  • alain moona

    Any idea if either works in the rear triangle of a swiss cross?

    • http://www.negativespace.ca nspace

      There was a rep from Ritchey on MTBR which quoted the rear tire clearance on the Swiss Cross to be 35mm.

  • James Acklin

    Fantastic post. High-volume, wide tires in cross might be sacrilege to some, but work totally fine for others (including you, evidently) and are 100% fun. I’m hoping the US market ‘gets it’ and continues to expand on high-performance, supple tires in the 40-45c range.

  • Lemontime

    how do they roll on the road? assuming not that great…?

    • Chris

      The are pretty quiet, I ride a surly straggler with about 15-20 pounds of gear in the panniers. 7 miles each way… Not a tire expert but they ride pretty smooth on pavement and but also feel solid in the gravely sand tree debri crap that ends up in the bike lanes in the rain. I thought I’d be getting more of a road slick on this bike but I’m actually really happy on how they ride. Great tire for a do it all bike.

  • Spindr123

    30-35 psi for cx racing? No thanks. Lower is smoother, smoother is faster.

  • http://sebastianestay.tumblr.com Sebastian Estay

    Hi! Nice bike. Does the Knard rub your front derailleur? Mine does when I shift to the big ring and I don’t know how to fix it :/ Any suggestion?

    • http://theradavist.com/ John Watson

      I don’t have a front derailleur, I’m runnin a 1x with a wolf tooth ring.

    • David O’Brien

      Get a CX bike that uses a top-pull front derailleur. :-)

      I have no problem with the Knard on my Steven’s Super Prestige. But I do see how one could have a big problem with a traditional bottom-pull front derailleur.

  • Tony Apuzzo

    Very late to the party here, but what does anyone think of the Knard for gravel ginders ala Dirty Kanza? I think the Nano has a following for that course. Trying to finish, not to win. Bike would be an older Salsa La Cruz disc, which I think would clear the Knard, but it will be tight-ish.
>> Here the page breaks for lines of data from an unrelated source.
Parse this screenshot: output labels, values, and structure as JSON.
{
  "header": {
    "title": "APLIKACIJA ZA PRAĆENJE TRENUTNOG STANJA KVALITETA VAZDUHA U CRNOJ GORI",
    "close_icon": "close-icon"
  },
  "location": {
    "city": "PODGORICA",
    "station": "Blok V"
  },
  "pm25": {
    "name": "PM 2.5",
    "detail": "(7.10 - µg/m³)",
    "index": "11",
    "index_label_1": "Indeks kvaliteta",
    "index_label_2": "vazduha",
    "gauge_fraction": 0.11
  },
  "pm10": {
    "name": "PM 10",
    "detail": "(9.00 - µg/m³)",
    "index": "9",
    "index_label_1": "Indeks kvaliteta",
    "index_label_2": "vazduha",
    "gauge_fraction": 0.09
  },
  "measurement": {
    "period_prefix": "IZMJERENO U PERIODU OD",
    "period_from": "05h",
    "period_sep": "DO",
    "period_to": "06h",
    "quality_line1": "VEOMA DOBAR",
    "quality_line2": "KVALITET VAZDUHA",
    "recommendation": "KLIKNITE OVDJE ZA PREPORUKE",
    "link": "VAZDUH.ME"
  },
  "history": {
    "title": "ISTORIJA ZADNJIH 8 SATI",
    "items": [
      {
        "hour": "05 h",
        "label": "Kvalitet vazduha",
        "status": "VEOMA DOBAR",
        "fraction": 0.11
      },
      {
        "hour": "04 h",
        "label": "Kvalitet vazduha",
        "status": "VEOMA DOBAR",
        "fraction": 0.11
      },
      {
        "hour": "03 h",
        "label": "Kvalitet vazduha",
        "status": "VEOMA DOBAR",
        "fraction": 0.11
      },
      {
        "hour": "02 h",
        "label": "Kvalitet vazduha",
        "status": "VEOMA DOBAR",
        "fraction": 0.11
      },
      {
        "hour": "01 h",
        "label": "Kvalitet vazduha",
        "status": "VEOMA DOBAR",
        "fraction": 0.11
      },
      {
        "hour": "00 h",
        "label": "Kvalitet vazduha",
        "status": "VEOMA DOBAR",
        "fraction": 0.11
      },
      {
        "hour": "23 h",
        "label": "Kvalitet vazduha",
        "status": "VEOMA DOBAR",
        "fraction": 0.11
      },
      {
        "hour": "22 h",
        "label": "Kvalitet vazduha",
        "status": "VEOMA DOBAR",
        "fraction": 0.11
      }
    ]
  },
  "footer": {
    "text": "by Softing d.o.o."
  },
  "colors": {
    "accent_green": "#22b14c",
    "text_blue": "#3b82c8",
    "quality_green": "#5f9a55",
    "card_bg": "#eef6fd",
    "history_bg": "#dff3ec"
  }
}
    • http://theradavist.com/ John Watson

      I’d go Nano over the Knard. My Knards fell apart quickly.